* **Your task**:
Even where a line looks wrong, copy it exactly and include every entry.

==== Given records

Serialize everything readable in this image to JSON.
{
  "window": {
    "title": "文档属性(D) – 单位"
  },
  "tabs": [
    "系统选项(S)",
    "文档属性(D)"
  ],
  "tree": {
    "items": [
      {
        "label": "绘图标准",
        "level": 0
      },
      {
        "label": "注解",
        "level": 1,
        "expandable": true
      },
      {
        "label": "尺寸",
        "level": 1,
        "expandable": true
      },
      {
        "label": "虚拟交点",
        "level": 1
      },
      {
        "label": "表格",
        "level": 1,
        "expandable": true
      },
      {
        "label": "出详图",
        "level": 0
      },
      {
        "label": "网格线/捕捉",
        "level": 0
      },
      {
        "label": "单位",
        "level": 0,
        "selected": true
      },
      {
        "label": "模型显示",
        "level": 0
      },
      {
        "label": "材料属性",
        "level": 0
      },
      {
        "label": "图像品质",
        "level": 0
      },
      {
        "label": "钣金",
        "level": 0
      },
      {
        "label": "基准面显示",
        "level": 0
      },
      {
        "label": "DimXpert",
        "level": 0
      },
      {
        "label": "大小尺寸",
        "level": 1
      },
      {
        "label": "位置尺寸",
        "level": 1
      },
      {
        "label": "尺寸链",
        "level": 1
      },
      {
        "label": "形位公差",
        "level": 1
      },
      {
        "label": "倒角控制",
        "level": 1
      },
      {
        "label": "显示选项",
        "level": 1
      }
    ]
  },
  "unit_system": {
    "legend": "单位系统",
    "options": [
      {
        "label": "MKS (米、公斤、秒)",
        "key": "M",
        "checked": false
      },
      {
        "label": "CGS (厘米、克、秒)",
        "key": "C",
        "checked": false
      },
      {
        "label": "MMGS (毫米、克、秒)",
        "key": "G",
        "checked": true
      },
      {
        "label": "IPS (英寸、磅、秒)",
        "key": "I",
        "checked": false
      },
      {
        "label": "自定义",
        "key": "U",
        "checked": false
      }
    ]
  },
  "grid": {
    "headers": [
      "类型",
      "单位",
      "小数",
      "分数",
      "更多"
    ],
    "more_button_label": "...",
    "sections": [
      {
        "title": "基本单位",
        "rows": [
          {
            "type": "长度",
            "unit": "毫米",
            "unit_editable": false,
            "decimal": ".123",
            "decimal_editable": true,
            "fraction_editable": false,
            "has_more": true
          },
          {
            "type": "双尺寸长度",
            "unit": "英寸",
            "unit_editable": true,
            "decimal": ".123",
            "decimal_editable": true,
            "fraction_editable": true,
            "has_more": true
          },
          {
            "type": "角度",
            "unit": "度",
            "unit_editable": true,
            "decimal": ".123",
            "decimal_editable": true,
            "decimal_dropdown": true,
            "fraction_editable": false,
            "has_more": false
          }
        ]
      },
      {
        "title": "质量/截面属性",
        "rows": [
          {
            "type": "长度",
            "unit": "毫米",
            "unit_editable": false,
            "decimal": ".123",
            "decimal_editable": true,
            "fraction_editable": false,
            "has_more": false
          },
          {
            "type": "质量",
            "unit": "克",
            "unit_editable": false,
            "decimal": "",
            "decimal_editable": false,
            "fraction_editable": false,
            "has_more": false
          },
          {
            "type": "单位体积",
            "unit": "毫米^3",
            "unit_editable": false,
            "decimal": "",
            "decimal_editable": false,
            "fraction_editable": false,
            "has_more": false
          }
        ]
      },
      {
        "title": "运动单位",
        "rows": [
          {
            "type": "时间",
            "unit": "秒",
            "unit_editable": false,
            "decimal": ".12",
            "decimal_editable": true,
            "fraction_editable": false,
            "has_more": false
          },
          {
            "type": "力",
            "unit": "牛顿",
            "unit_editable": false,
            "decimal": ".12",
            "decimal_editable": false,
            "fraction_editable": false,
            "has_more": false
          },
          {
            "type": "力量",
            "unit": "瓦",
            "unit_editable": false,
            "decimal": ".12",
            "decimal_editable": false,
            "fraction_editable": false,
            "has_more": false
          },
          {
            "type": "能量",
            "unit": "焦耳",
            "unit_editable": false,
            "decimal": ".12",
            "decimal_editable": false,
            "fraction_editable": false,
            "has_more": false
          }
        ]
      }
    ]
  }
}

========

* **Exercise solution**:
Serialize everything readable in this image to JSON.
{
  "window": {
    "title": "文档属性(D) – 单位"
  },
  "tabs": [
    "系统选项(S)",
    "文档属性(D)"
  ],
  "tree": {
    "items": [
      {
        "label": "绘图标准",
        "level": 0
      },
      {
        "label": "注解",
        "level": 1,
        "expandable": true
      },
      {
        "label": "尺寸",
        "level": 1,
        "expandable": true
      },
      {
        "label": "虚拟交点",
        "level": 1
      },
      {
        "label": "表格",
        "level": 1,
        "expandable": true
      },
      {
        "label": "出详图",
        "level": 0
      },
      {
        "label": "网格线/捕捉",
        "level": 0
      },
      {
        "label": "单位",
        "level": 0,
        "selected": true
      },
      {
        "label": "模型显示",
        "level": 0
      },
      {
        "label": "材料属性",
        "level": 0
      },
      {
        "label": "图像品质",
        "level": 0
      },
      {
        "label": "钣金",
        "level": 0
      },
      {
        "label": "基准面显示",
        "level": 0
      },
      {
        "label": "DimXpert",
        "level": 0
      },
      {
        "label": "大小尺寸",
        "level": 1
      },
      {
        "label": "位置尺寸",
        "level": 1
      },
      {
        "label": "尺寸链",
        "level": 1
      },
      {
        "label": "形位公差",
        "level": 1
      },
      {
        "label": "倒角控制",
        "level": 1
      },
      {
        "label": "显示选项",
        "level": 1
      }
    ]
  },
  "unit_system": {
    "legend": "单位系统",
    "options": [
      {
        "label": "MKS (米、公斤、秒)",
        "key": "M",
        "checked": false
      },
      {
        "label": "CGS (厘米、克、秒)",
        "key": "C",
        "checked": false
      },
      {
        "label": "MMGS (毫米、克、秒)",
        "key": "G",
        "checked": true
      },
      {
        "label": "IPS (英寸、磅、秒)",
        "key": "I",
        "checked": false
      },
      {
        "label": "自定义",
        "key": "U",
        "checked": false
      }
    ]
  },
  "grid": {
    "headers": [
      "类型",
      "单位",
      "小数",
      "分数",
      "更多"
    ],
    "more_button_label": "...",
    "sections": [
      {
        "title": "基本单位",
        "rows": [
          {
            "type": "长度",
            "unit": "毫米",
            "unit_editable": false,
            "decimal": ".123",
            "decimal_editable": true,
            "fraction_editable": false,
            "has_more": true
          },
          {
            "type": "双尺寸长度",
            "unit": "英寸",
            "unit_editable": true,
            "decimal": ".123",
            "decimal_editable": true,
            "fraction_editable": true,
            "has_more": true
          },
          {
            "type": "角度",
            "unit": "度",
            "unit_editable": true,
            "decimal": ".123",
            "decimal_editable": true,
            "decimal_dropdown": true,
            "fraction_editable": false,
            "has_more": false
          }
        ]
      },
      {
        "title": "质量/截面属性",
        "rows": [
          {
            "type": "长度",
            "unit": "毫米",
            "unit_editable": false,
            "decimal": ".123",
            "decimal_editable": true,
            "fraction_editable": false,
            "has_more": false
          },
          {
            "type": "质量",
            "unit": "克",
            "unit_editable": false,
            "decimal": "",
            "decimal_editable": false,
            "fraction_editable": false,
            "has_more": false
          },
          {
            "type": "单位体积",
            "unit": "毫米^3",
            "unit_editable": false,
            "decimal": "",
            "decimal_editable": false,
            "fraction_editable": false,
            "has_more": false
          }
        ]
      },
      {
        "title": "运动单位",
        "rows": [
          {
            "type": "时间",
            "unit": "秒",
            "unit_editable": false,
            "decimal": ".12",
            "decimal_editable": true,
            "fraction_editable": false,
            "has_more": false
          },
          {
            "type": "力",
            "unit": "牛顿",
            "unit_editable": false,
            "decimal": ".12",
            "decimal_editable": false,
            "fraction_editable": false,
            "has_more": false
          },
          {
            "type": "力量",
            "unit": "瓦",
            "unit_editable": false,
            "decimal": ".12",
            "decimal_editable": false,
            "fraction_editable": false,
            "has_more": false
          },
          {
            "type": "能量",
            "unit": "焦耳",
            "unit_editable": false,
            "decimal": ".12",
            "decimal_editable": false,
            "fraction_editable": false,
            "has_more": false
          }
        ]
      }
    ]
  }
}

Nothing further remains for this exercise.